Our chapter on interest groups emphasizes that they spend far more on lobbying and related activities than on campaign finance, and that among these activities is targeted philanthropy. They also spend a lot of time persuading decisionmakers on the merits on policy. The Financial Services Roundtable: illustrates these points. The New York Times profiles its leader, former House member and Dallas mayor Steve Bartlett:
Among the philanthropic activities that the Roundtable supports is Operation Hope:Though little known outside Washington and Wall Street, Mr. Bartlett has played a pivotal role with other lobbyists in their fierce and frenetic behind-the-scenes effort that has successfully delayed or watered down many of the major regulatory changes passed by Congress in the aftermath of the financial meltdown.
Wall Street has spared little expense, spending nearly $52 million to woo Washington in the first three months of the year, up 10 percent from the previous quarter, according to the Center for Responsive Politics. Mr. Bartlett’s organization, the deep-pocketed Financial Services Roundtable, itself spent $2.5 million in that period, more than any organization focused primarily on the Dodd-Frank regulatory overhaul law, including Goldman Sachs and JPMorgan Chase....
In recent months, Mr. Bartlett’s team has gone into high gear, sending regulators some 100 letters proposing changes to soften the Dodd-Frank rules and holding dozens of meetings with lawmakers and regulators, including the Securities and Exchange Commission, the Commodity Futures Trading Commission and other federal agencies.
In February, the roundtable sponsored “Financial Services University,” a two-day conference for Congressional staff members, where “visiting professors” gave presentations on Dodd-Frank.

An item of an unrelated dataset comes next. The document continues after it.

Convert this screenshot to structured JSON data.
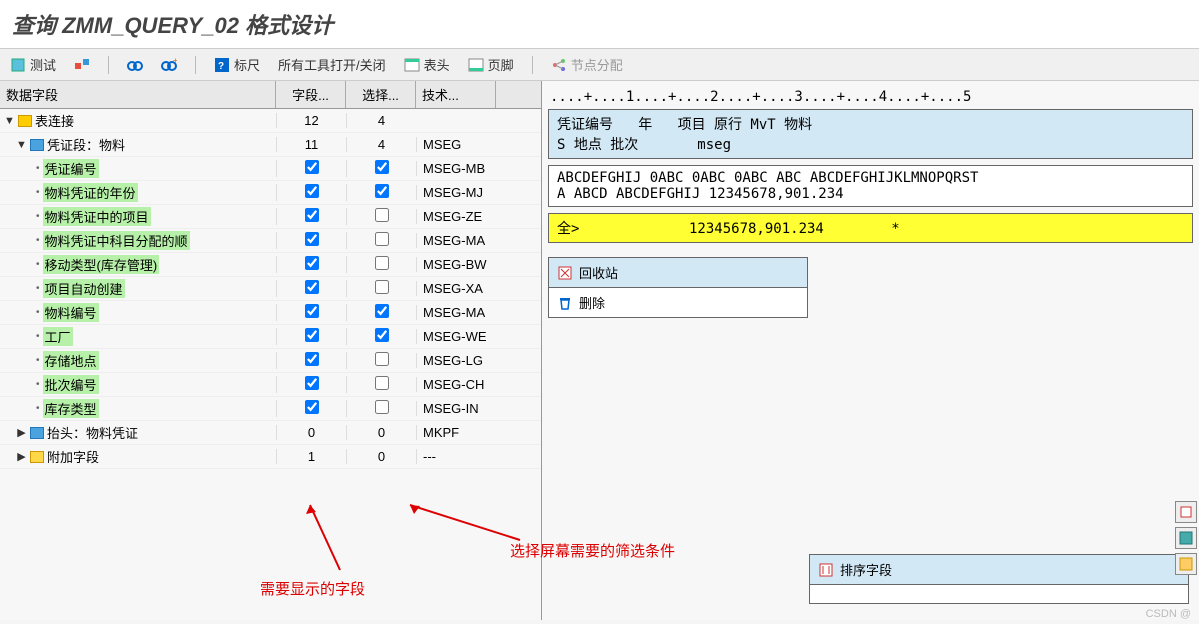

A top executive at Visa, the credit card giant, addressed new caps on debit card fees, according to a copy of the agenda. The associate general counsel for Bank of America discussed new mortgage regulations.
Mr. Bartlett, 63, called the event educational. “We are not here to lobby,” he told roughly 200 attendees. “We’re here to tell you what the facts are, and we think you’ll ultimately agree with us.”
The roundtable has taken a similarly direct approach with regulators. In a letter to the S.E.C., it asked the agency to reward whistle-blowers who report fraud internally before going to the government, urging that it “must be a specific factor in determining the amount of any award.” The language bore a striking resemblance to the S.E.C.’s description of the final regulation, which said working with internal-compliance departments was “a factor that can increase the amount of an award.”